“Do you refer to the Code of Ethics when you have supervision, do you think about it when you step over the door into a service user’s home? We should be thinking about it all the time in our work.”

Ms Stark said more thought was also needed about how to build on the vision outlined in the 1968 Social Work (Scotland) Act, legislation that set out a clear aim of securing social justice and developing community resources. Questioning whether social workers had ever secured the proper implementation of this element of the Bill – “have we ever promoted social justice enough?” – Ms Stark asked delegates to think about the role for social work in the current climate. “The vision in 1968 was that we are as important to people’s welfare as the health services – what is our vision today?”

She suggested that the International Federation of Social Workers’ (IFSW) Global Agenda for Social Development offered an important blueprint for such thinking, and urged delegates to commit themselves to further work in securing implementation of the document, which will be presented to the IFSW World Conference in Stockholm in July.

“One of the aims of the Global Agenda is to work with government, service users and communities so that social work can contribute fully to creating a more just society. I know there are people, like me, who are coming to the end of their careers, and it is a time for reflection. What have we contributed, what are we leaving for the future, what are students going to contribute over the next 30-40 years?

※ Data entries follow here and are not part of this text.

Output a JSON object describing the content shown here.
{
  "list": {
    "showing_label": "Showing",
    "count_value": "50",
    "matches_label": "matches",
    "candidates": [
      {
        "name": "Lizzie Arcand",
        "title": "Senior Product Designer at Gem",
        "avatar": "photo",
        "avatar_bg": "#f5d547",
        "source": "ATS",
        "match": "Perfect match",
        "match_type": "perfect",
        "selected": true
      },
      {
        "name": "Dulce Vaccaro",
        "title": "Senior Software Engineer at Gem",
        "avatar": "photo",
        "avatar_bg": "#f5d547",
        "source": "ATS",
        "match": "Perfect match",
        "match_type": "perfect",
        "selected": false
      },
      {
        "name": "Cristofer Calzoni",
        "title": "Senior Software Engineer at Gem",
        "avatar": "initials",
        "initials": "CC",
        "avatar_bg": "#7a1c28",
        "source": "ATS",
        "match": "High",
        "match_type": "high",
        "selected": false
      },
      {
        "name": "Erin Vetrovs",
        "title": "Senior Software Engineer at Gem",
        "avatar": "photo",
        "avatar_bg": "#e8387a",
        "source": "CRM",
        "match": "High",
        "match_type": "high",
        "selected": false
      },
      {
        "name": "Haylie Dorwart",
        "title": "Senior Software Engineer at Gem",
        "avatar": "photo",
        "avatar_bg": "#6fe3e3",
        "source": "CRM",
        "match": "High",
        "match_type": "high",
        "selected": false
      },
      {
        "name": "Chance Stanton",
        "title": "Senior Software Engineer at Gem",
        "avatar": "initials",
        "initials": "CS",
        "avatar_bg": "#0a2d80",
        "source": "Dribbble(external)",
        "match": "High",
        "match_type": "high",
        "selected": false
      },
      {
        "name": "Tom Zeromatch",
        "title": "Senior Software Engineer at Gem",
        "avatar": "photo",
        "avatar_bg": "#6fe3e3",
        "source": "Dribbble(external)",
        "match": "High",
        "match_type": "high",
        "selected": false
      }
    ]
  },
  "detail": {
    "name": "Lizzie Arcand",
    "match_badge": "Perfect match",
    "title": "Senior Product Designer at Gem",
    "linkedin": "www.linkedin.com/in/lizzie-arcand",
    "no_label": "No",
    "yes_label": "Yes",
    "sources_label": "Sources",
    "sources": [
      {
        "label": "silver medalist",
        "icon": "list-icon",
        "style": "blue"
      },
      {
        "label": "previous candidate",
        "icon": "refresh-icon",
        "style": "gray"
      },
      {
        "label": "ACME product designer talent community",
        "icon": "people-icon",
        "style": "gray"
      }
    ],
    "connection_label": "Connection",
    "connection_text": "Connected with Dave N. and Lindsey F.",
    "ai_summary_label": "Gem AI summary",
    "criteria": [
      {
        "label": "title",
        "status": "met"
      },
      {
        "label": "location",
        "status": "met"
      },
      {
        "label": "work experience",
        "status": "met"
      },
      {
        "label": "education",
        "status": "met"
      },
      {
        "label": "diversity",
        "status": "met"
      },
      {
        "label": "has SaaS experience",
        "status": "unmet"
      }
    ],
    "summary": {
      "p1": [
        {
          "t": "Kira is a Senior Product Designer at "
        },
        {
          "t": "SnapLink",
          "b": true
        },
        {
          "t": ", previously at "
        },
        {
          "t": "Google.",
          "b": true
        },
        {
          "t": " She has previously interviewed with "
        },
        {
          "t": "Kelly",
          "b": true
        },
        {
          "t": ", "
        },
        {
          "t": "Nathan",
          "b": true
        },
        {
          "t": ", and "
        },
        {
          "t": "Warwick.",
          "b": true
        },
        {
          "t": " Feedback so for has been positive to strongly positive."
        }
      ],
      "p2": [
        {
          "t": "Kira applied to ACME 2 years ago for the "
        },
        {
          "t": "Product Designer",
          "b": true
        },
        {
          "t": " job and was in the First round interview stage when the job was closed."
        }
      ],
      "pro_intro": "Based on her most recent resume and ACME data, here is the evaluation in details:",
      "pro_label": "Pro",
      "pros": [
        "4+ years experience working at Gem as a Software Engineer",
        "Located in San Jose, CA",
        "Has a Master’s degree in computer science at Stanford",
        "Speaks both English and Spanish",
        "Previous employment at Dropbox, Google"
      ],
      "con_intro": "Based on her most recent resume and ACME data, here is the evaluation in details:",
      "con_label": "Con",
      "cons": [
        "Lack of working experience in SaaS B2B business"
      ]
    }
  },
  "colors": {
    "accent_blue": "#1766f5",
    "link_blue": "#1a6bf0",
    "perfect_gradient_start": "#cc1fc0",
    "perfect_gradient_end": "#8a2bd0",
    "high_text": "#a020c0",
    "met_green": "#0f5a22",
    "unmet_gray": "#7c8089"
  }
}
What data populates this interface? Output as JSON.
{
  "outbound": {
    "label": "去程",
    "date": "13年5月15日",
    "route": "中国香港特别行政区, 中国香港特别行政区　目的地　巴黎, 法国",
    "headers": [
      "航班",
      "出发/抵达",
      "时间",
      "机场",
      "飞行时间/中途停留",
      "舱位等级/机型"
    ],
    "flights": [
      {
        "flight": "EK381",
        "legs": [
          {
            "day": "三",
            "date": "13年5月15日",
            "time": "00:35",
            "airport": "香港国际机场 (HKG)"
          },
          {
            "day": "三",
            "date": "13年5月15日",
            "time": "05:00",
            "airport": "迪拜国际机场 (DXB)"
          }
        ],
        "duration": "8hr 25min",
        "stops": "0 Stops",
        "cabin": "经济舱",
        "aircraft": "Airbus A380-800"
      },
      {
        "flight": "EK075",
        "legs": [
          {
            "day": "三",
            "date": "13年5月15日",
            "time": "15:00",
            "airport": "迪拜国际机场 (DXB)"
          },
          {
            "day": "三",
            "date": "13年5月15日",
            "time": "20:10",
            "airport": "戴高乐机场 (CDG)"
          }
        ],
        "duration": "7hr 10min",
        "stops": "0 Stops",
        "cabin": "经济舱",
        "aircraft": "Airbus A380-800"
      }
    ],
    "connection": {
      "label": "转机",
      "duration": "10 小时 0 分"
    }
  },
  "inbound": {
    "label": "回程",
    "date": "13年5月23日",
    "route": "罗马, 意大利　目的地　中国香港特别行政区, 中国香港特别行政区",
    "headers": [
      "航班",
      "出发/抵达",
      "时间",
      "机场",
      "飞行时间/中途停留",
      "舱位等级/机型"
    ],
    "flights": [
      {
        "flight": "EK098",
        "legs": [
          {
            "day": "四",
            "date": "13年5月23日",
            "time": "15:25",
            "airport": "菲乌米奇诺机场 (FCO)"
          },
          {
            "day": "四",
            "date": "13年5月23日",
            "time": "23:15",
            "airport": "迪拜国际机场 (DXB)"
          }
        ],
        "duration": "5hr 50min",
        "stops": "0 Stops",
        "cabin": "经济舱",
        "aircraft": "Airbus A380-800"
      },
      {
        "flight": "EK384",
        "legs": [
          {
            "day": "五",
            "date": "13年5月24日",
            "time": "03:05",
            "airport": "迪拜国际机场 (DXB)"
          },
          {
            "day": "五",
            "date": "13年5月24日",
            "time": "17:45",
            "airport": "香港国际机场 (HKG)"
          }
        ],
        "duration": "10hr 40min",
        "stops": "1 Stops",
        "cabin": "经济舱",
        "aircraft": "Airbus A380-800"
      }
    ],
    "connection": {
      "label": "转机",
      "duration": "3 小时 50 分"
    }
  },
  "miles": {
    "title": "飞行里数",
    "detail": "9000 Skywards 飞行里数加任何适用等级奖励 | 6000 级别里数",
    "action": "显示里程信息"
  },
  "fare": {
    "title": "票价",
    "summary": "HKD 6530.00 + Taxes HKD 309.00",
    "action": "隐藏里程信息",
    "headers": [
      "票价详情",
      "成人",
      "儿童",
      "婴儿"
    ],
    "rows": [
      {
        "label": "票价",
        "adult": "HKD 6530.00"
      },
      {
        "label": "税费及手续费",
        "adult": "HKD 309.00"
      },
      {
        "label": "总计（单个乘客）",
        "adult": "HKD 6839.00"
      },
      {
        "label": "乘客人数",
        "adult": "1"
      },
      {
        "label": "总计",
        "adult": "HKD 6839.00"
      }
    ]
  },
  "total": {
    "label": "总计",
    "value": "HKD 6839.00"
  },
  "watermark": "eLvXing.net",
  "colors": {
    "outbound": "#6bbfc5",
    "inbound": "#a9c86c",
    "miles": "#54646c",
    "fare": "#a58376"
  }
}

“These are big challenges, big timescales and we need to think about the Global Agenda as part of a wider professional agenda. So too we need to think about how you, as social workers, use people like us, your professional association – how do you have your professional voice heard among politicians and policy makers? We need to promote the role of social work and social development because it is still just as important as the medical professional, just as the 68 Bill aimed to enshrine – people’s social welfare is as important as their health welfare.”